START RECORDS SHOWN

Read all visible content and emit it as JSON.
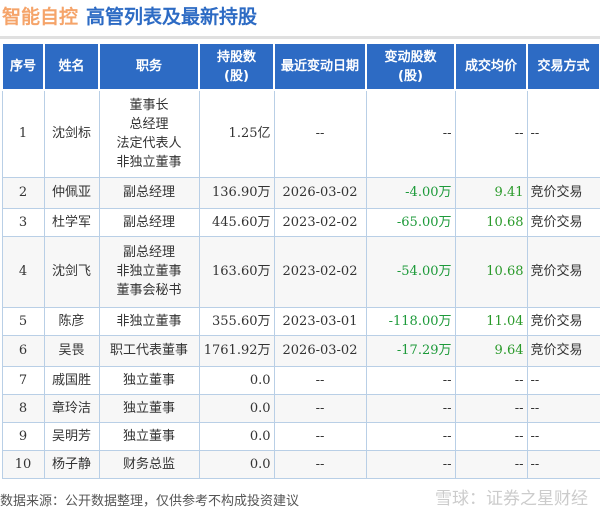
{
  "header": {
    "company": "智能自控",
    "title": "高管列表及最新持股"
  },
  "table": {
    "columns": [
      "序号",
      "姓名",
      "职务",
      "持股数\n(股)",
      "最近变动日期",
      "变动股数\n(股)",
      "成交均价",
      "交易方式"
    ],
    "rows": [
      {
        "no": "1",
        "name": "沈剑标",
        "roles": [
          "董事长",
          "总经理",
          "法定代表人",
          "非独立董事"
        ],
        "shares": "1.25亿",
        "date": "--",
        "change": "--",
        "price": "--",
        "method": "--"
      },
      {
        "no": "2",
        "name": "仲佩亚",
        "roles": [
          "副总经理"
        ],
        "shares": "136.90万",
        "date": "2026-03-02",
        "change": "-4.00万",
        "price": "9.41",
        "method": "竞价交易"
      },
      {
        "no": "3",
        "name": "杜学军",
        "roles": [
          "副总经理"
        ],
        "shares": "445.60万",
        "date": "2023-02-02",
        "change": "-65.00万",
        "price": "10.68",
        "method": "竞价交易"
      },
      {
        "no": "4",
        "name": "沈剑飞",
        "roles": [
          "副总经理",
          "非独立董事",
          "董事会秘书"
        ],
        "shares": "163.60万",
        "date": "2023-02-02",
        "change": "-54.00万",
        "price": "10.68",
        "method": "竞价交易"
      },
      {
        "no": "5",
        "name": "陈彦",
        "roles": [
          "非独立董事"
        ],
        "shares": "355.60万",
        "date": "2023-03-01",
        "change": "-118.00万",
        "price": "11.04",
        "method": "竞价交易"
      },
      {
        "no": "6",
        "name": "吴畏",
        "roles": [
          "职工代表董事"
        ],
        "shares": "1761.92万",
        "date": "2026-03-02",
        "change": "-17.29万",
        "price": "9.64",
        "method": "竞价交易"
      },
      {
        "no": "7",
        "name": "戚国胜",
        "roles": [
          "独立董事"
        ],
        "shares": "0.0",
        "date": "--",
        "change": "--",
        "price": "--",
        "method": "--"
      },
      {
        "no": "8",
        "name": "章玲洁",
        "roles": [
          "独立董事"
        ],
        "shares": "0.0",
        "date": "--",
        "change": "--",
        "price": "--",
        "method": "--"
      },
      {
        "no": "9",
        "name": "吴明芳",
        "roles": [
          "独立董事"
        ],
        "shares": "0.0",
        "date": "--",
        "change": "--",
        "price": "--",
        "method": "--"
      },
      {
        "no": "10",
        "name": "杨子静",
        "roles": [
          "财务总监"
        ],
        "shares": "0.0",
        "date": "--",
        "change": "--",
        "price": "--",
        "method": "--"
      }
    ]
  },
  "footer": {
    "source": "数据来源：公开数据整理，仅供参考不构成投资建议",
    "watermark": "雪球：证券之星财经"
  },
  "colors": {
    "header_bg": "#2d6bc4",
    "company": "#f5a46a",
    "negative": "#1d9a3a"
  }
}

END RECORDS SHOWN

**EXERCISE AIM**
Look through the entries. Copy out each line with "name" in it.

**COMPLETED EXERCISE**
        "name": "沈剑标",
        "name": "仲佩亚",
        "name": "杜学军",
        "name": "沈剑飞",
        "name": "陈彦",
        "name": "吴畏",
        "name": "戚国胜",
        "name": "章玲洁",
        "name": "吴明芳",
        "name": "杨子静",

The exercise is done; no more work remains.